What you should do
Write the listing out again, exactly as it reads below.

The records
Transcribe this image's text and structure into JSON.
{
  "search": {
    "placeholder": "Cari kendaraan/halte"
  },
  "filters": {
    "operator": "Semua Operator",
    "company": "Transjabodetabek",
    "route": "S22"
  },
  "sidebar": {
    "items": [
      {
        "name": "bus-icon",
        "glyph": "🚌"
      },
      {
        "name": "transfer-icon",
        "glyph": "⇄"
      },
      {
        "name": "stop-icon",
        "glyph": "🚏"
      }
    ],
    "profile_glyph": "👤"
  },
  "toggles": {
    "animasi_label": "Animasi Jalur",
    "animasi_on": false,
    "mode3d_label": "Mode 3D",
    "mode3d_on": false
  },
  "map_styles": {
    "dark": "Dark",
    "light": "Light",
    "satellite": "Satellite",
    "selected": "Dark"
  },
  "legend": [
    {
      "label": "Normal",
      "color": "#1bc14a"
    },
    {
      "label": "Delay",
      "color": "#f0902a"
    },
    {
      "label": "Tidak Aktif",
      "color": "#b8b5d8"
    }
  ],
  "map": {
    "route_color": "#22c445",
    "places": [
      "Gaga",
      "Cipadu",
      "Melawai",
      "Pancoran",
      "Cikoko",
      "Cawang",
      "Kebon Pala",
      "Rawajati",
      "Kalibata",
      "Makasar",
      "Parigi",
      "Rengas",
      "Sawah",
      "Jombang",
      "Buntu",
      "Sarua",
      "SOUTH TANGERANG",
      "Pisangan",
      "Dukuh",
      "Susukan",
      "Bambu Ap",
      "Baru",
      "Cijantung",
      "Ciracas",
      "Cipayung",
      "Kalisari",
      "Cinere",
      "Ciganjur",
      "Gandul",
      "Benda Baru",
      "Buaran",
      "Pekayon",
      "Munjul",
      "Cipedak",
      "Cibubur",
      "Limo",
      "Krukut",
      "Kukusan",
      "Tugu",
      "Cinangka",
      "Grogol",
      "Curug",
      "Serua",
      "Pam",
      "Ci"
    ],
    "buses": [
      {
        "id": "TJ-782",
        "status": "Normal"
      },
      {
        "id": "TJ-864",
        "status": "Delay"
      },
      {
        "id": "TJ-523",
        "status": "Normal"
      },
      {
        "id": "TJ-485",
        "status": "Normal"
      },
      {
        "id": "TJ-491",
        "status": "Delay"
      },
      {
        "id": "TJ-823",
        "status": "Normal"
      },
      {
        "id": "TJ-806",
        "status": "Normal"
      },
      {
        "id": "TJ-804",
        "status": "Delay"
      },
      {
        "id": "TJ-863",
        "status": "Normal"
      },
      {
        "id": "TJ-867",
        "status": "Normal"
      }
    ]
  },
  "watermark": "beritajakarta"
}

Your response
Transcribe this image's text and structure into JSON.
{
  "search": {
    "placeholder": "Cari kendaraan/halte"
  },
  "filters": {
    "operator": "Semua Operator",
    "company": "Transjabodetabek",
    "route": "S22"
  },
  "sidebar": {
    "items": [
      {
        "name": "bus-icon",
        "glyph": "🚌"
      },
      {
        "name": "transfer-icon",
        "glyph": "⇄"
      },
      {
        "name": "stop-icon",
        "glyph": "🚏"
      }
    ],
    "profile_glyph": "👤"
  },
  "toggles": {
    "animasi_label": "Animasi Jalur",
    "animasi_on": false,
    "mode3d_label": "Mode 3D",
    "mode3d_on": false
  },
  "map_styles": {
    "dark": "Dark",
    "light": "Light",
    "satellite": "Satellite",
    "selected": "Dark"
  },
  "legend": [
    {
      "label": "Normal",
      "color": "#1bc14a"
    },
    {
      "label": "Delay",
      "color": "#f0902a"
    },
    {
      "label": "Tidak Aktif",
      "color": "#b8b5d8"
    }
  ],
  "map": {
    "route_color": "#22c445",
    "places": [
      "Gaga",
      "Cipadu",
      "Melawai",
      "Pancoran",
      "Cikoko",
      "Cawang",
      "Kebon Pala",
      "Rawajati",
      "Kalibata",
      "Makasar",
      "Parigi",
      "Rengas",
      "Sawah",
      "Jombang",
      "Buntu",
      "Sarua",
      "SOUTH TANGERANG",
      "Pisangan",
      "Dukuh",
      "Susukan",
      "Bambu Ap",
      "Baru",
      "Cijantung",
      "Ciracas",
      "Cipayung",
      "Kalisari",
      "Cinere",
      "Ciganjur",
      "Gandul",
      "Benda Baru",
      "Buaran",
      "Pekayon",
      "Munjul",
      "Cipedak",
      "Cibubur",
      "Limo",
      "Krukut",
      "Kukusan",
      "Tugu",
      "Cinangka",
      "Grogol",
      "Curug",
      "Serua",
      "Pam",
      "Ci"
    ],
    "buses": [
      {
        "id": "TJ-782",
        "status": "Normal"
      },
      {
        "id": "TJ-864",
        "status": "Delay"
      },
      {
        "id": "TJ-523",
        "status": "Normal"
      },
      {
        "id": "TJ-485",
        "status": "Normal"
      },
      {
        "id": "TJ-491",
        "status": "Delay"
      },
      {
        "id": "TJ-823",
        "status": "Normal"
      },
      {
        "id": "TJ-806",
        "status": "Normal"
      },
      {
        "id": "TJ-804",
        "status": "Delay"
      },
      {
        "id": "TJ-863",
        "status": "Normal"
      },
      {
        "id": "TJ-867",
        "status": "Normal"
      }
    ]
  },
  "watermark": "beritajakarta"
}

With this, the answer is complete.